Identify each line in the records below that contains the word "JSON", and copy it.

══ DATA SECTION

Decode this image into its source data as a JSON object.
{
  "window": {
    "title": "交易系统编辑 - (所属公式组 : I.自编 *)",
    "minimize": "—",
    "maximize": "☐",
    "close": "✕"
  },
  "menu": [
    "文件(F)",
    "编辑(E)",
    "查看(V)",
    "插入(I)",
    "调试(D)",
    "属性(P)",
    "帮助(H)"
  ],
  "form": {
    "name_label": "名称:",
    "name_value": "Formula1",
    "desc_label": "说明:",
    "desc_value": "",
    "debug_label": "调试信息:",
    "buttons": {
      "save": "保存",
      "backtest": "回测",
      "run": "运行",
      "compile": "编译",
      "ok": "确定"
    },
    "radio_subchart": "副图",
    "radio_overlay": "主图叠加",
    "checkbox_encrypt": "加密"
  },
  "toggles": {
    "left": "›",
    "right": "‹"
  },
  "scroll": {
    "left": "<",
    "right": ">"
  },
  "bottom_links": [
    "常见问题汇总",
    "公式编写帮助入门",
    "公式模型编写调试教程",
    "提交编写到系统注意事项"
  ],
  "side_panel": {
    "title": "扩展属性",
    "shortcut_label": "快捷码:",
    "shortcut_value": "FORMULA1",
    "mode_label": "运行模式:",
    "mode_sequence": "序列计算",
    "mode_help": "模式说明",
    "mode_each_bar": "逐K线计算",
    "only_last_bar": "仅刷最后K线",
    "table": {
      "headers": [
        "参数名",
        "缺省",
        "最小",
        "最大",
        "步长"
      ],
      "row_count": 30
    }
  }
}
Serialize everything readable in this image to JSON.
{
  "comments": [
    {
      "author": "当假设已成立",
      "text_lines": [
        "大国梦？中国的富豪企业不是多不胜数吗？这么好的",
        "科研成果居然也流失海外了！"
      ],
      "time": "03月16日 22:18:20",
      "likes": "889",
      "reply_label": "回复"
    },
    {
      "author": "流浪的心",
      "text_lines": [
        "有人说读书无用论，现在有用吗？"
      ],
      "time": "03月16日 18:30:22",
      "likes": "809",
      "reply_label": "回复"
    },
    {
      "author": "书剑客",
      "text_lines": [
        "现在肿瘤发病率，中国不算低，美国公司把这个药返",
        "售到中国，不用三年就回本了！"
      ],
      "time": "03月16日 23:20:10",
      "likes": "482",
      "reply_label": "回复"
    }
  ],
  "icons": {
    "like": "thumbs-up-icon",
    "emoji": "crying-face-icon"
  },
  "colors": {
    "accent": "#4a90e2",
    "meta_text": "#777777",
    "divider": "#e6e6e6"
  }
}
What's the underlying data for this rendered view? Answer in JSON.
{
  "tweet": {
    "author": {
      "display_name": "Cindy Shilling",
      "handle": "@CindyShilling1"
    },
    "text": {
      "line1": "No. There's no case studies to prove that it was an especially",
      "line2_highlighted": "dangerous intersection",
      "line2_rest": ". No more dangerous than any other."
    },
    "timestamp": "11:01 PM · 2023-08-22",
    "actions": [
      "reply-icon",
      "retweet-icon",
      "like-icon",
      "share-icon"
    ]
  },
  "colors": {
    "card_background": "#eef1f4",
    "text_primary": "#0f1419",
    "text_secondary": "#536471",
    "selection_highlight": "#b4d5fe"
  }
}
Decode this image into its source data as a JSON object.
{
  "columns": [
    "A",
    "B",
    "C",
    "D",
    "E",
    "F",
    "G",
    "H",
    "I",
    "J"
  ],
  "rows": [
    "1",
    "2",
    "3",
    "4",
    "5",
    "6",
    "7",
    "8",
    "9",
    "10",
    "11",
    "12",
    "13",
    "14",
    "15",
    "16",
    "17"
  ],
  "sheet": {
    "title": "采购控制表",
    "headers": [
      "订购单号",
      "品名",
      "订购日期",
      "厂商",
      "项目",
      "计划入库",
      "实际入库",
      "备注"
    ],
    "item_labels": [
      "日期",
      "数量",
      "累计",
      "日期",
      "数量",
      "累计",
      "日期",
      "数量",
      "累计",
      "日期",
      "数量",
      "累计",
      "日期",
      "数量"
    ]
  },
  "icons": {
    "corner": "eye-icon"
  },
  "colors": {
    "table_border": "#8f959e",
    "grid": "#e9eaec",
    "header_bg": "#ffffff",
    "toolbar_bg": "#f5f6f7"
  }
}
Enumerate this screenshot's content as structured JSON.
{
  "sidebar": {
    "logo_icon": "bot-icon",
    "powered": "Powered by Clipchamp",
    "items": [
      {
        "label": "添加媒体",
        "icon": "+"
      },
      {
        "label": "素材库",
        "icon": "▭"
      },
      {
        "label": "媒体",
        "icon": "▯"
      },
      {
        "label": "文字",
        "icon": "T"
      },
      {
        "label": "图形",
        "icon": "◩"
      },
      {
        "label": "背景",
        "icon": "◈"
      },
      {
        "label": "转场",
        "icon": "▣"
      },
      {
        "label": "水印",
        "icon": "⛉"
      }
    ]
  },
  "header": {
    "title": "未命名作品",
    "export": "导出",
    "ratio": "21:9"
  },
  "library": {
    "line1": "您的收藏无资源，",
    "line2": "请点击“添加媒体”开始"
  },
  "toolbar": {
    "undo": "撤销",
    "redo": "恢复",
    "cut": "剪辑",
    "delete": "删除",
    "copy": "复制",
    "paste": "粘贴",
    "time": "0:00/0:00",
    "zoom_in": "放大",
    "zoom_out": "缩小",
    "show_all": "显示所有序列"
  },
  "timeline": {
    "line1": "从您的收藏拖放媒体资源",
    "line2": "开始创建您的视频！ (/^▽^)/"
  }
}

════

■ TASK ANSWER:
Decode this image into its source data as a JSON object.
Serialize everything readable in this image to JSON.
What's the underlying data for this rendered view? Answer in JSON.
Decode this image into its source data as a JSON object.
Enumerate this screenshot's content as structured JSON.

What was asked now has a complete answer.